The parents of Annie McCann, the young Virginia girl who disappeared from her suburban Washington home four years ago and was found dead in Baltimore, say there is a "significant new investigative lead" in the case.
Mary Jane and Daniel McCann plan to discuss the information at a news conference on Thursday in Washington. In a statement, the long-grieving parents say they held a "promising meeting" with the new head of the Baltimore Police Department's homicide unit.
Annie, who was 16, left her home in Alexandria, Va., in November 2008 and was found dead near a trash bin in the Perkins Homes public housing complex in Southeast Baltimore. An autopsy determined that Annie had died from a lethal dose of lidocaine from a bottle of Bactine, and police said the death appeared to be a suicide. The state medical examiner ruled the cause of her death undetermined.
Her parents have spent years pushing city police to reopen their investigation, convinced their daughter was murdered. The parents have threatened to sue city police, calling the investigation lazy, held news conferences, put up billboards and hired private investigators.

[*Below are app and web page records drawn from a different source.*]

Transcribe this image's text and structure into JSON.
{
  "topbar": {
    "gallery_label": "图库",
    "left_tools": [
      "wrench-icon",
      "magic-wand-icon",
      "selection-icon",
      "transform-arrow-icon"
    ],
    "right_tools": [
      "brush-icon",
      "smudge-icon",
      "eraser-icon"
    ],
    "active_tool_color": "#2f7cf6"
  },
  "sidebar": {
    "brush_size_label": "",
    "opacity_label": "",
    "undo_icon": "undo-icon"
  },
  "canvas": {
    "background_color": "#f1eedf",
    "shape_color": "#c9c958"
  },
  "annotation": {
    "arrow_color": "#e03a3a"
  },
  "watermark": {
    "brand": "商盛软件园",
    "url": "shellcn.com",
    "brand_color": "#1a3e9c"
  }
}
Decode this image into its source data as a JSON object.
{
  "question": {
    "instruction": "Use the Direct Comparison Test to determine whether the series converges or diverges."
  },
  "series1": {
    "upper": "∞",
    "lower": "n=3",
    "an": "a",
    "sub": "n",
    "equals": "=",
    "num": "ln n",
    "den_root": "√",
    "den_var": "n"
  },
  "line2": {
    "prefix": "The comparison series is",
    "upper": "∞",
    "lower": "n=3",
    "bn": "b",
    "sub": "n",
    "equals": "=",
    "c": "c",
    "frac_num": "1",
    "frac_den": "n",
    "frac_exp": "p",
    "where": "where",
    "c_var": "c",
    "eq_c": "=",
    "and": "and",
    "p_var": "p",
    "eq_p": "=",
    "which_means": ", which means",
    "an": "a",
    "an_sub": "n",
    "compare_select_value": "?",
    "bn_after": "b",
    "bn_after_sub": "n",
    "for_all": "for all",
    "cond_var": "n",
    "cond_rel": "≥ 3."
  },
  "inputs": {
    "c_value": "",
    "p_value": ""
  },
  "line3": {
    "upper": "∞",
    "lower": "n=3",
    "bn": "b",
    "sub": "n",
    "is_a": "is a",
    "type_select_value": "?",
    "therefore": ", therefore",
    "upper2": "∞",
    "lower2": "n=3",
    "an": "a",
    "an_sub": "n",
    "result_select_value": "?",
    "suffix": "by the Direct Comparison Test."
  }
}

Daniel McCann said on Wednesday that he met with the city's new homicide commander, Lt. Col. Garnell Green. "He's a nice guy," McCann said, adding that the commander did not make any promises about the investigation.
"We still have hope," McCann said.
Anthony Guglielmi, the Baltimore Police Department's chief spokesman, confirmed the meeting between Green and the McCanns but said nothing has changed. "Absent any new evidence, the case remains an open investigation," the spokesman said.
Police have said in the past that while the case remains open, authorities continue to believe that Annie committed suicide and that detectives are not actively pursing other leads.
In November of last year, a man who had taken Annie's car shortly before her body was found was charged with killing a Northeast Baltimore woman. The McCanns have always believed that teen and others involved with taking the car knew more than they told police about Annie, and hoped that detectives might use the new charges as leverage.